Unfulfilled Potential – Substance = Getting Messy
Men In Black: International loves to remind one of its unrefined form. The character that encapsulates this and everything else wrong with the movie is Kumail Nanjiani’s little green alien, Pawny. Every time he comes on screen, I immediately wanted to skip to the next part. He is a small, annoying, unfunny and unbearable alien only there to distract kids from complaining about their butts hurting from sitting too long; his presence is the best example of what I’d leave on the cutting floor.
I am almost convinced this character was either not originally in the movie or his role was less time-consuming. His scenes are always weirdly edited and stitched together with the rest. Just in his first encounter with our heroes, the film cuts to him speaking back and forth with no variation in shot composition over ten times — almost all close-ups as if getting Pawny and live-action actors in one shot would mean going over budget! Actors would kneel, get right in front and face the camera, pretending they’re speaking to him from a claustrophobic perspective that would cover up the dead-eyed CGI.
It’s confusing that a movie costing $100 million would struggle so much with visual effects. Aliens in general look exactly like the ones from Phantom Menace (1999). Maybe the more cartoon style works for this universe, but the special effects hampered a lot of action scenes.
The enemies in the movie were twins who, like the rest of the side characters aside from Agent O and Liam Neeson, were downright forgettable.
And to top it off, there’s the score.
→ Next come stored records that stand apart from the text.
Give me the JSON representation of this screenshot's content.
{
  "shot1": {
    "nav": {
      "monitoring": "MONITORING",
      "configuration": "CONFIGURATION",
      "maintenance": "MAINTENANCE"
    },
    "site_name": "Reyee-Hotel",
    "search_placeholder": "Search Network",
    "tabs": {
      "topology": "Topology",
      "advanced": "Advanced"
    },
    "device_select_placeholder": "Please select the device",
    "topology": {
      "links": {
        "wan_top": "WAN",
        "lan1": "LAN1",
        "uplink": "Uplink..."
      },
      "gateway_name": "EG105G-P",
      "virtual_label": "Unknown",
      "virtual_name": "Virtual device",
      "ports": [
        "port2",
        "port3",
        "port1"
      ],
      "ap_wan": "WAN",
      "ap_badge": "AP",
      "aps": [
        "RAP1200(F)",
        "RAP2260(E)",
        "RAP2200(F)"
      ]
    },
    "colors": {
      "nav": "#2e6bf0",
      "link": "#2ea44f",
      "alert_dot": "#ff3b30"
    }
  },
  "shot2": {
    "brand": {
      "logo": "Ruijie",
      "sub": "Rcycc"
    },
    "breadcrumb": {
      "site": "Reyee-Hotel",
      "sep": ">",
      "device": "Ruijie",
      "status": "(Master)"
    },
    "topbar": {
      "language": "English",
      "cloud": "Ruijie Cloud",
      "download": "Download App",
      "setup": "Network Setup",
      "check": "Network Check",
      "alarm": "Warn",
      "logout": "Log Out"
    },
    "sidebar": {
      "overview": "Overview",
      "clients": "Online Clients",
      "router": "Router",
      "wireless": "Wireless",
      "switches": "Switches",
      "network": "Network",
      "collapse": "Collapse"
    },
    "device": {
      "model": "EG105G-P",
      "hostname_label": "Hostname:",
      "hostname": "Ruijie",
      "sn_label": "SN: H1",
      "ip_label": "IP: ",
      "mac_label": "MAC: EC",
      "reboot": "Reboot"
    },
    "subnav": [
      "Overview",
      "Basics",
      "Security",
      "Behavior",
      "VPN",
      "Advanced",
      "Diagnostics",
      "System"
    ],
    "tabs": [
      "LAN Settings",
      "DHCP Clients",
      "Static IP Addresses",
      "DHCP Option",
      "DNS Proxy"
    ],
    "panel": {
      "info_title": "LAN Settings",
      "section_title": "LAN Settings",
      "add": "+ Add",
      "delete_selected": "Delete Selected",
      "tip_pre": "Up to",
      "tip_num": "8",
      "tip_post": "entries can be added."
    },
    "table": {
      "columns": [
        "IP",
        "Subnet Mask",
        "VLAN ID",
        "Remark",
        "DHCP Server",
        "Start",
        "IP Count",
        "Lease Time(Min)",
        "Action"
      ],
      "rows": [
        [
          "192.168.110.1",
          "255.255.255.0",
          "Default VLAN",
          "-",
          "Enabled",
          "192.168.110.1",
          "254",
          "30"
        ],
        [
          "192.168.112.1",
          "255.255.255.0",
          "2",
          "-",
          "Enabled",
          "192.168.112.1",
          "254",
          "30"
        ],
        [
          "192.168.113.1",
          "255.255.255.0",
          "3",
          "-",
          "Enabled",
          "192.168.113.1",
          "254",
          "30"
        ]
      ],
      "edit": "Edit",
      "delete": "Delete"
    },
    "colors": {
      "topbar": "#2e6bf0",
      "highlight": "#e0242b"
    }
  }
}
Exciting music would sometimes start playing during lengthy, casual conversations. It’s yet another distraction in a film filled with them.
This summer, it seems like the air conditioning will be the only thing getting anyone into the theater for Men In Black: International. Chris Hemsworth and Tessa Thompson deliver on simple yet engaging, fun characters that setup the story to do something worthwhile. Meanwhile, the film merely scratches the surface. The rest is wasteful characters and multiple plot threads that make it a slog to get through.
The story is all over the place with too much of, well, nothing. Men In Black: International does everything in its power to concentrate on everything but the thing it set up best at the beginning which is the relationship between our main leads. It’s really a shame given the pleasantly surprising first thirty minutes. For a second I thought the wretched Sony Pictures really had me there for a second. Next time, if they want to continue a franchise past its prime they need to have a script with purpose, one that doesn’t change the topic mid-sentence.
Article originally written and published by MovieBabble